[Excerpts from an interface dataset]
::::
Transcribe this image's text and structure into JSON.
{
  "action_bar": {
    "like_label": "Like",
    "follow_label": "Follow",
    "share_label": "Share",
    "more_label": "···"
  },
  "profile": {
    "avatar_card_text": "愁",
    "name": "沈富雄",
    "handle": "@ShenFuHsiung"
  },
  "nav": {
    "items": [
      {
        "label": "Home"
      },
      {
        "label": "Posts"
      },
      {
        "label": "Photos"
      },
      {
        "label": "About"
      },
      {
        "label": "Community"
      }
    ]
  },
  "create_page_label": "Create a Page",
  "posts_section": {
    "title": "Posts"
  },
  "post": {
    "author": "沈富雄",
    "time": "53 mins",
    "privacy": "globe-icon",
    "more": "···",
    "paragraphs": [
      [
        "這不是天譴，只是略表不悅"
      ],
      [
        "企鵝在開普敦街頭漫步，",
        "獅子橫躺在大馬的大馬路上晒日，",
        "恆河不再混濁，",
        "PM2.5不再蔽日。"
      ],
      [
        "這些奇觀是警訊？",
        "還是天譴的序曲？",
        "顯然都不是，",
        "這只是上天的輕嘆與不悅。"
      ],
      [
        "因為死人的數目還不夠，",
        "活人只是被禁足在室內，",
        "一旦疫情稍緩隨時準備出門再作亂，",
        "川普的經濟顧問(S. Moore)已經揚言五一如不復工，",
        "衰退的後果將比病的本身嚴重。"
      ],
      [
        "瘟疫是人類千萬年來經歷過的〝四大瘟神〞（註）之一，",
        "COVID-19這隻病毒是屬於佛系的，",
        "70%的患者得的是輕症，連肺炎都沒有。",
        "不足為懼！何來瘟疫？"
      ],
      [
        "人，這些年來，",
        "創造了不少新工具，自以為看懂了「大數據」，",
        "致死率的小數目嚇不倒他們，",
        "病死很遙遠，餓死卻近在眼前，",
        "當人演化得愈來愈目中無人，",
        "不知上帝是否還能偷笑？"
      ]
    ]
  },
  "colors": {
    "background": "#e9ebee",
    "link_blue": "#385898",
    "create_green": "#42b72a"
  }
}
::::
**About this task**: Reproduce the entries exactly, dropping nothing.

**Task answer**:
Transcribe this image's text and structure into JSON.
{
  "action_bar": {
    "like_label": "Like",
    "follow_label": "Follow",
    "share_label": "Share",
    "more_label": "···"
  },
  "profile": {
    "avatar_card_text": "愁",
    "name": "沈富雄",
    "handle": "@ShenFuHsiung"
  },
  "nav": {
    "items": [
      {
        "label": "Home"
      },
      {
        "label": "Posts"
      },
      {
        "label": "Photos"
      },
      {
        "label": "About"
      },
      {
        "label": "Community"
      }
    ]
  },
  "create_page_label": "Create a Page",
  "posts_section": {
    "title": "Posts"
  },
  "post": {
    "author": "沈富雄",
    "time": "53 mins",
    "privacy": "globe-icon",
    "more": "···",
    "paragraphs": [
      [
        "這不是天譴，只是略表不悅"
      ],
      [
        "企鵝在開普敦街頭漫步，",
        "獅子橫躺在大馬的大馬路上晒日，",
        "恆河不再混濁，",
        "PM2.5不再蔽日。"
      ],
      [
        "這些奇觀是警訊？",
        "還是天譴的序曲？",
        "顯然都不是，",
        "這只是上天的輕嘆與不悅。"
      ],
      [
        "因為死人的數目還不夠，",
        "活人只是被禁足在室內，",
        "一旦疫情稍緩隨時準備出門再作亂，",
        "川普的經濟顧問(S. Moore)已經揚言五一如不復工，",
        "衰退的後果將比病的本身嚴重。"
      ],
      [
        "瘟疫是人類千萬年來經歷過的〝四大瘟神〞（註）之一，",
        "COVID-19這隻病毒是屬於佛系的，",
        "70%的患者得的是輕症，連肺炎都沒有。",
        "不足為懼！何來瘟疫？"
      ],
      [
        "人，這些年來，",
        "創造了不少新工具，自以為看懂了「大數據」，",
        "致死率的小數目嚇不倒他們，",
        "病死很遙遠，餓死卻近在眼前，",
        "當人演化得愈來愈目中無人，",
        "不知上帝是否還能偷笑？"
      ]
    ]
  },
  "colors": {
    "background": "#e9ebee",
    "link_blue": "#385898",
    "create_green": "#42b72a"
  }
}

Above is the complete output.